Place on serving plate. Refrigerate
until serving time, up to three
hours. Just before serving, com
bine fudge topping and liqueur.
Heat until warm. Drizzle chocolate
sauce over each slice of tone.
Serve immediately.
American Dairy Association
1 egg
'A cup fine dry bread crumbs
1 tablespoon dried minced
A teaspoon salt
A teaspoon pepper
1 pound ground lamb
10 J /4 -ounce can condensed
cream of chicken or mushroom
'A cup milk
1 tablespoon dried mixed veget
ables or dried minced onion
In a medium mixing bowl, com
bine egg, bread crumbs, 1 tables
poon onion, salt and pepper.

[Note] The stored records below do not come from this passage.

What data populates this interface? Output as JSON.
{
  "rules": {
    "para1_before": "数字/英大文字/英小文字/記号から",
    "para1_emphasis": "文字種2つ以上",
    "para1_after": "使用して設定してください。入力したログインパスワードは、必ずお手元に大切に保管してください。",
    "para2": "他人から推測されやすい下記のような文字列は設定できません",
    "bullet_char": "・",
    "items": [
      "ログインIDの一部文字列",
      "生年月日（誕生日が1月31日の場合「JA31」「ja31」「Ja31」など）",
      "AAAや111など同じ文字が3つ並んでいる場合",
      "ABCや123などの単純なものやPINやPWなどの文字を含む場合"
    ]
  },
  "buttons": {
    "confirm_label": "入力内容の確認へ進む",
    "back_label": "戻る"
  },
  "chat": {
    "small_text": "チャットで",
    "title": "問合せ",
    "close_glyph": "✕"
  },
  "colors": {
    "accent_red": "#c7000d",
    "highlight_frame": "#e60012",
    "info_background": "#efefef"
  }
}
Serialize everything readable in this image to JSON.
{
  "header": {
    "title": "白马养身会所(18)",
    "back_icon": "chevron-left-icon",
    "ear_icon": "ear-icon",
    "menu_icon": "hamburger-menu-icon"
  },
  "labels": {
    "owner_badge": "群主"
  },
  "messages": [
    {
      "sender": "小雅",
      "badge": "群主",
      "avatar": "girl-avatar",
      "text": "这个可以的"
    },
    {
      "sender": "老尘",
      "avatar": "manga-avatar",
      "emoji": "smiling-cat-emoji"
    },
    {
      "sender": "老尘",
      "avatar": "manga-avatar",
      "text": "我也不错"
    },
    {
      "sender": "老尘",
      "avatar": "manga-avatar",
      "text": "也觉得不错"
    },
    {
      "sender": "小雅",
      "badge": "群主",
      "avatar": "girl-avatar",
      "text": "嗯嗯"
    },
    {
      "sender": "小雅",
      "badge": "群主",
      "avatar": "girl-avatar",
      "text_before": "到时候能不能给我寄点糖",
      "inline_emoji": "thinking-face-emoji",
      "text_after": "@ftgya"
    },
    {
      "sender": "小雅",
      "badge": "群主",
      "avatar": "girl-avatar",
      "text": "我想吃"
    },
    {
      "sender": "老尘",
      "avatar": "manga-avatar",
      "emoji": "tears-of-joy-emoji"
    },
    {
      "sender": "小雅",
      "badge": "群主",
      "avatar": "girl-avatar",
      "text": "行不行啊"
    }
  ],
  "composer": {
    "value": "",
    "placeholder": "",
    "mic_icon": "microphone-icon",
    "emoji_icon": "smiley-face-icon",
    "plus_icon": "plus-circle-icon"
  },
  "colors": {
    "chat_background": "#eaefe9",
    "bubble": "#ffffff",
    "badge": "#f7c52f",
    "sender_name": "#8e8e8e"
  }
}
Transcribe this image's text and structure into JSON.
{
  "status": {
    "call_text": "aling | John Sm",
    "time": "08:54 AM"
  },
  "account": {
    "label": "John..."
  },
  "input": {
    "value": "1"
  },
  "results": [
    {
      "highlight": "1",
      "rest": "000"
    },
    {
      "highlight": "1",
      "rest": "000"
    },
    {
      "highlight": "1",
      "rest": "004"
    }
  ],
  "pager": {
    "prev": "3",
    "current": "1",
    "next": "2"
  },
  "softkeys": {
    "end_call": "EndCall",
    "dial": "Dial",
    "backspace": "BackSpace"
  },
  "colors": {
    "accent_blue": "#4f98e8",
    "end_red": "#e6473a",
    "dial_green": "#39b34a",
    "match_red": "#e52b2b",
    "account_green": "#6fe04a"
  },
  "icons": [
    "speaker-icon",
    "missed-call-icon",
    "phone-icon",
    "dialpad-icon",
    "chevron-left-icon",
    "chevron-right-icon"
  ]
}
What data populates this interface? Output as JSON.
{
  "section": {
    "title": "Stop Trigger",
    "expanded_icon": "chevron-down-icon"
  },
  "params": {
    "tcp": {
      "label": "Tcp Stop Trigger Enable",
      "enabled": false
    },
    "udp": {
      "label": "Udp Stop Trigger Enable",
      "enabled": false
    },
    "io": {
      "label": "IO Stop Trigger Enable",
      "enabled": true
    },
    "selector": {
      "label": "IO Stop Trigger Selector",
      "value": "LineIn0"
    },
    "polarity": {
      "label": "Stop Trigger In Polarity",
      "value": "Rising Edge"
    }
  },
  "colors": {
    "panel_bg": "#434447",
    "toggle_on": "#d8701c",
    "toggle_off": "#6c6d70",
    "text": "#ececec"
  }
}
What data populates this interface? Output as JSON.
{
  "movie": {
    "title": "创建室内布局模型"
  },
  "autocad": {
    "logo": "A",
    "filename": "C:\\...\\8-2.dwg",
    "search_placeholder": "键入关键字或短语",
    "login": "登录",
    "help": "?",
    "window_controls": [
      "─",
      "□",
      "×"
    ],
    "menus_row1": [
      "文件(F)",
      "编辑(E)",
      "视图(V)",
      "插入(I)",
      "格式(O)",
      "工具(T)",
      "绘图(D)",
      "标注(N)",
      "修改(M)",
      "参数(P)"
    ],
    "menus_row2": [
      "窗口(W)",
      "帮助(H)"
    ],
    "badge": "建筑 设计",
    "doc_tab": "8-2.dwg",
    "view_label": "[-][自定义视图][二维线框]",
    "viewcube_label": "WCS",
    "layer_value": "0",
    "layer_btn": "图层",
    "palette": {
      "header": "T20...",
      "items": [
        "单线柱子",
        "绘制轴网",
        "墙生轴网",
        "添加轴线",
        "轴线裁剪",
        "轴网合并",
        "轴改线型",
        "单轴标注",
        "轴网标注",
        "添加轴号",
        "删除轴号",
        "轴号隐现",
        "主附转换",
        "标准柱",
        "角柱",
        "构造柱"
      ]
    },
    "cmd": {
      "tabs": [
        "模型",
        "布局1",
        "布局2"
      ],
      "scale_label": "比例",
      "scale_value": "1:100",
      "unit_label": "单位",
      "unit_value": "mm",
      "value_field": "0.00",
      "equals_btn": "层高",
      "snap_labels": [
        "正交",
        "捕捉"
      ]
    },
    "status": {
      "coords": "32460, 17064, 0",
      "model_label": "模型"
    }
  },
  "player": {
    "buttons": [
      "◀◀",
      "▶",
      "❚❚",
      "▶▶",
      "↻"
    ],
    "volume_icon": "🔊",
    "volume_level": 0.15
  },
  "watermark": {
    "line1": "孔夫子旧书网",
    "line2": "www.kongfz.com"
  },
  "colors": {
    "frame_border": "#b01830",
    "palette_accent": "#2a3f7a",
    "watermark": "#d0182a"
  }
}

Add!
lamb; mix well.
With wet hands, shape meat
mixture into 20 1-inch meatballs.
Place meatballs in a 15xl0xl-inch
baking pan. Bake 375 degrees for
20 to 25 minutes or until done.
Drain. Meanwhile, in a small
saucepan, combine soup, milk, and
dried vegetables or onion. Heat
Serve over meatballs and
l'/i pounds ground ham
Vi pound ground pork
2 eggs
Vi cup milk
1 cup cornflakes
V/i cups brown sugar
'A cup vinegar
1 tablespoon mustard
Vi cup pineapple juice
Combine first 5 ingredients
mixing well. Shape into balls.
Place in 10-inch square baking
dish. Blend remaining ingredients
in saucepan. Heat until blended
Pour over ham balls. Bake covered
at 375 degrees for 2'/4 hours.
Serves 8.
Susan Glass
Lena Heyd